Drugs A to Z

Emerging Drugs: Factsheet

  • Psychoactive Substances
Year: Year 9–10, Year 11–12

What are Emerging Drugs?

In recent years, many ‘new’ drugs have arrived on the market. These are often advertised as ‘legal highs’ , despite the fact that in many cases they are not legal. These substances are also marketed as ‘synthetic drugs’, ‘party pills’, ‘research chemicals’, or ‘plant food’, and are often used as substitutes for other illegal drugs. They are sometimes sold in stores or online and marketed as ‘legal’ and ‘safe’, however many contain ingredients that are actually illegal and potentially very dangerous.

Continual changes to these products make it even harder to know what they contain, what the effects will be and what potential impact they make have on users in the short and long term. Current substances include:

Type of Substance Examples Street Names Attempt to copy the effects of
Synthetic Cannabinoids “Herbal Smoking Blends" K2, Spice, Kronik, Northern Lights Cannabis
Synthetic Cathinones

Mephedrone

Methylone

MDPV

Meow Meow, M-Kat

M1

Ivory Wave, Bath Salts

MDMA/Ecstasy, methamphetamine
Synthetic Piperazines BZP, TFMPP A2, Rapture MDMA/Ecstasy, methamphetamine, hallucinogens
Substituted Phenethylamines

2C-x family: 2C-l, 2C-B

NBOMe family: 25l-NBOMe, 25B-NBOMe, 25C-NBOMe.

DOI

6-APB

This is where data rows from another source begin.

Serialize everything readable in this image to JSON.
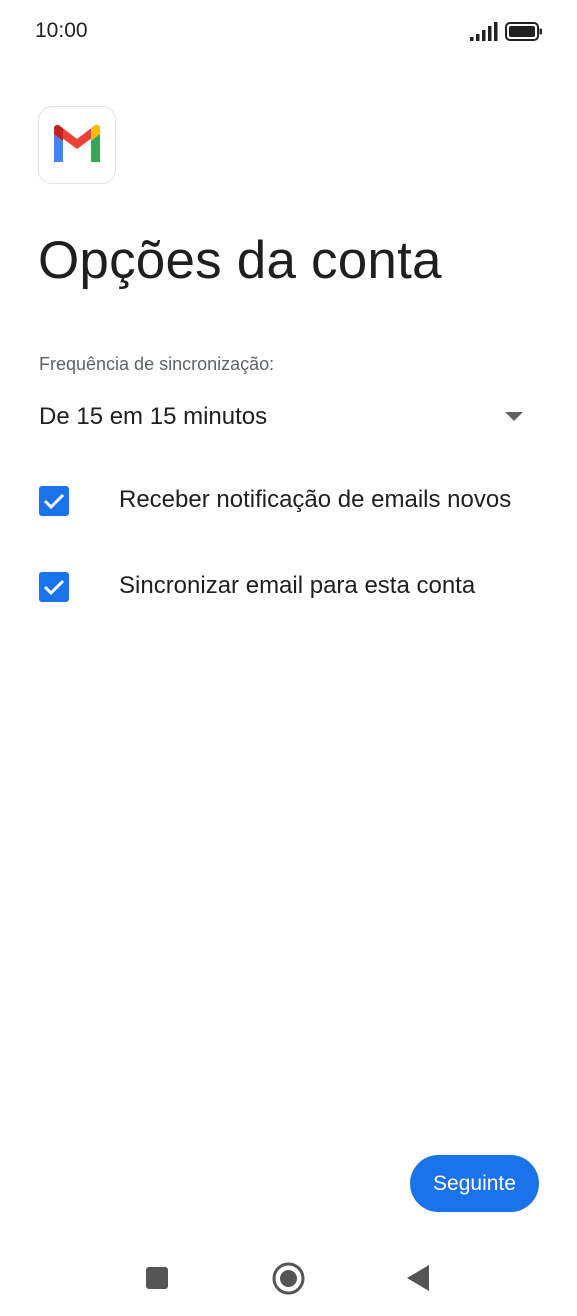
{
  "status_bar": {
    "time": "10:00",
    "icons": [
      "signal-icon",
      "battery-icon"
    ]
  },
  "app": {
    "logo_icon": "gmail-logo-icon",
    "title": "Opções da conta"
  },
  "sync": {
    "label": "Frequência de sincronização:",
    "value": "De 15 em 15 minutos"
  },
  "options": [
    {
      "label": "Receber notificação de emails novos",
      "checked": true
    },
    {
      "label": "Sincronizar email para esta conta",
      "checked": true
    }
  ],
  "next_button": {
    "label": "Seguinte"
  },
  "nav_bar": {
    "icons": [
      "recents-icon",
      "home-icon",
      "back-icon"
    ]
  },
  "colors": {
    "accent": "#1a73e8",
    "text": "#1f1f1f",
    "secondary_text": "#5f6368"
  }
}
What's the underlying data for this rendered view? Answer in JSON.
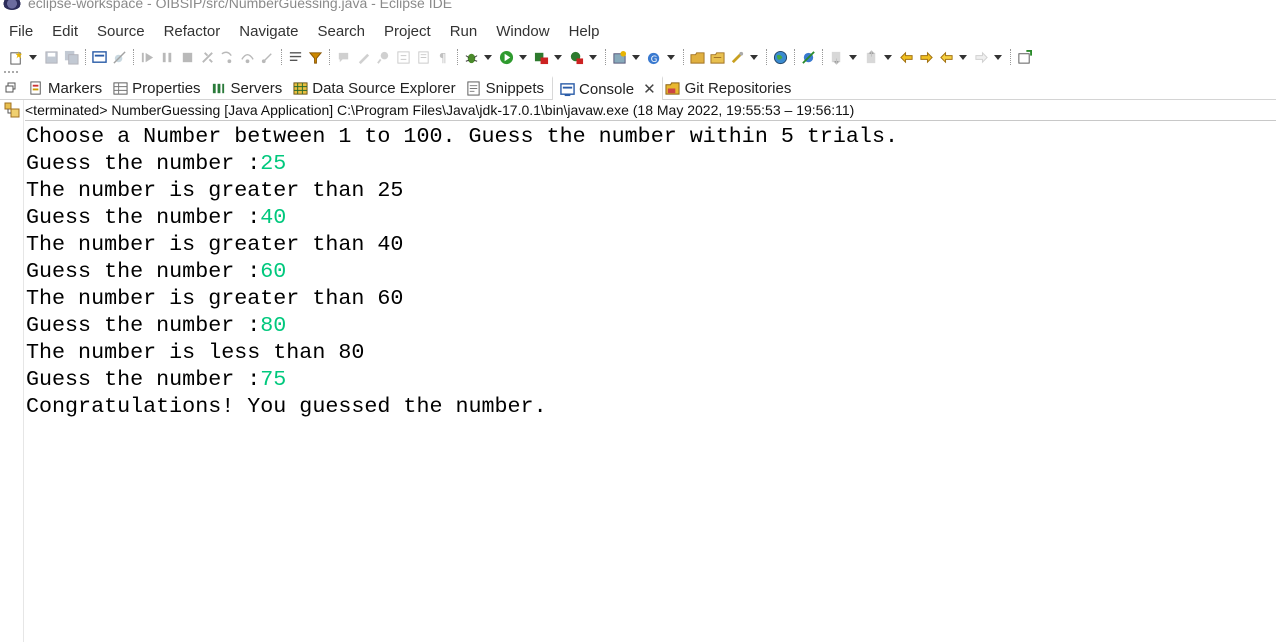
{
  "window": {
    "title": "eclipse-workspace - OIBSIP/src/NumberGuessing.java - Eclipse IDE"
  },
  "menu": [
    "File",
    "Edit",
    "Source",
    "Refactor",
    "Navigate",
    "Search",
    "Project",
    "Run",
    "Window",
    "Help"
  ],
  "tabs": [
    {
      "label": "Markers",
      "icon": "markers-icon"
    },
    {
      "label": "Properties",
      "icon": "properties-icon"
    },
    {
      "label": "Servers",
      "icon": "servers-icon"
    },
    {
      "label": "Data Source Explorer",
      "icon": "data-source-explorer-icon"
    },
    {
      "label": "Snippets",
      "icon": "snippets-icon"
    },
    {
      "label": "Console",
      "icon": "console-icon",
      "active": true
    },
    {
      "label": "Git Repositories",
      "icon": "git-repositories-icon"
    }
  ],
  "console": {
    "header": "<terminated> NumberGuessing [Java Application] C:\\Program Files\\Java\\jdk-17.0.1\\bin\\javaw.exe  (18 May 2022, 19:55:53 – 19:56:11)",
    "lines": [
      {
        "text": "Choose a Number between 1 to 100. Guess the number within 5 trials.",
        "input": ""
      },
      {
        "text": "Guess the number :",
        "input": "25"
      },
      {
        "text": "The number is greater than 25",
        "input": ""
      },
      {
        "text": "Guess the number :",
        "input": "40"
      },
      {
        "text": "The number is greater than 40",
        "input": ""
      },
      {
        "text": "Guess the number :",
        "input": "60"
      },
      {
        "text": "The number is greater than 60",
        "input": ""
      },
      {
        "text": "Guess the number :",
        "input": "80"
      },
      {
        "text": "The number is less than 80",
        "input": ""
      },
      {
        "text": "Guess the number :",
        "input": "75"
      },
      {
        "text": "Congratulations! You guessed the number.",
        "input": ""
      }
    ]
  },
  "colors": {
    "user_input": "#00c87d",
    "output_text": "#000000"
  }
}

Trypstacy, Bromo, TWO’s

N-Bomb

Death on Impact

Benzo Fury

MDMA/Ecstasy, methamphetamine, hallucinogens
Dissociative Anaesthetics Methoxetamine MXE, Moxy Ketamine
Substituted Tryptamines 5-MeO-DMT Foxy Hallucinogens

One pill (or package) may contain a mixture of different substances. New psychoactive substances are sold under a wide variety of other names, including 'Infinity', 'Benzo Fury' and 'Diablo'. The list is endless and names change frequently. However, users can't be sure what they're getting as the packaging doesn't guarantee what's inside.

You never know what's in a pill

What are the effects?

 Taking these is like a roll of the dice — they haven't been around long enough to know what the immediate risks are or what might happen later on in life to people who use them. However, it is known that a small number of people have died from using some types of new psychoactive substances.

Effects of new psychoactive substances vary, but may include:

Immediate

  • Increased heart rate and body temperature
  • Dilated (enlarged) pupils
  • Feeling of euphoria (a 'high')
  • Twitches and tremors
  • Aggressive behaviour
  • Anxiety and panic attacks
  • Nausea and vomiting
  • Dizziness and headaches
  • Confusion
  • A 'comedown' (see glossary of terms)
  • Insomnia
  • Hallucinations (e.g. seeing or hearing things that aren't really there)
  • Overdose
  • Serotonin syndrome (see glossary of terms)
  • Paranoia and psychosis
  • Seizures.

Long Term

Early information from research suggests that use of these new psychoactive substances may lead to a range of problems including:

  • Dependence (addiction)
  • Memory problems
  • Paranoia (feeling extremely suspicious and frightened)
  • Psychosis (see glossary).

Evidence Base

This factsheet was developed following expert review by researchers at the NHMRC Centre of Research Excellence in Mental Health and Substance Use and National Drug & Alcohol Research Centre, UNSW.

See detailed attachment for a list of sources for this information. 

  • Credit to 2and2 for You never know what's in a pill infographic